The problem: Working from the records beneath this line, reproduce each one exactly.

++++

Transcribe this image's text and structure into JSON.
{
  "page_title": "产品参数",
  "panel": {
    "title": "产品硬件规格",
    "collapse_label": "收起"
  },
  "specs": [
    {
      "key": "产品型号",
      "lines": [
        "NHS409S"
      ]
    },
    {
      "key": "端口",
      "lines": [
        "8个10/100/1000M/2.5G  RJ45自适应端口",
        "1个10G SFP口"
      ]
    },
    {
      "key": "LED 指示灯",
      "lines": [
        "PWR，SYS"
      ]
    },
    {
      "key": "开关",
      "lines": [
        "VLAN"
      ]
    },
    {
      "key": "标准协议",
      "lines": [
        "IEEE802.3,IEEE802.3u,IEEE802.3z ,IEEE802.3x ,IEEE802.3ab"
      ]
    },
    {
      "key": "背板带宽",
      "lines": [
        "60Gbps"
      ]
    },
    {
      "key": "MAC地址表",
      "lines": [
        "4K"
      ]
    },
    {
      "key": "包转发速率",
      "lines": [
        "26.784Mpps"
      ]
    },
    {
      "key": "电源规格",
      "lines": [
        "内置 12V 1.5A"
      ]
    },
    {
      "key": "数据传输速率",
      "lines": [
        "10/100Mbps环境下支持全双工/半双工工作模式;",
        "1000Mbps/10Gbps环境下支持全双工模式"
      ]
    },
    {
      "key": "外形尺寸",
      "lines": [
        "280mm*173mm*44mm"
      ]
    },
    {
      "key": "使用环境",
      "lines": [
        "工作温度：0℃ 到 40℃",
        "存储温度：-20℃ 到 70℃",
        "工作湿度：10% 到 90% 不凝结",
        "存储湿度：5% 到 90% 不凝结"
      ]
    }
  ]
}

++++

Exercise output:
Transcribe this image's text and structure into JSON.
{
  "page_title": "产品参数",
  "panel": {
    "title": "产品硬件规格",
    "collapse_label": "收起"
  },
  "specs": [
    {
      "key": "产品型号",
      "lines": [
        "NHS409S"
      ]
    },
    {
      "key": "端口",
      "lines": [
        "8个10/100/1000M/2.5G  RJ45自适应端口",
        "1个10G SFP口"
      ]
    },
    {
      "key": "LED 指示灯",
      "lines": [
        "PWR，SYS"
      ]
    },
    {
      "key": "开关",
      "lines": [
        "VLAN"
      ]
    },
    {
      "key": "标准协议",
      "lines": [
        "IEEE802.3,IEEE802.3u,IEEE802.3z ,IEEE802.3x ,IEEE802.3ab"
      ]
    },
    {
      "key": "背板带宽",
      "lines": [
        "60Gbps"
      ]
    },
    {
      "key": "MAC地址表",
      "lines": [
        "4K"
      ]
    },
    {
      "key": "包转发速率",
      "lines": [
        "26.784Mpps"
      ]
    },
    {
      "key": "电源规格",
      "lines": [
        "内置 12V 1.5A"
      ]
    },
    {
      "key": "数据传输速率",
      "lines": [
        "10/100Mbps环境下支持全双工/半双工工作模式;",
        "1000Mbps/10Gbps环境下支持全双工模式"
      ]
    },
    {
      "key": "外形尺寸",
      "lines": [
        "280mm*173mm*44mm"
      ]
    },
    {
      "key": "使用环境",
      "lines": [
        "工作温度：0℃ 到 40℃",
        "存储温度：-20℃ 到 70℃",
        "工作湿度：10% 到 90% 不凝结",
        "存储湿度：5% 到 90% 不凝结"
      ]
    }
  ]
}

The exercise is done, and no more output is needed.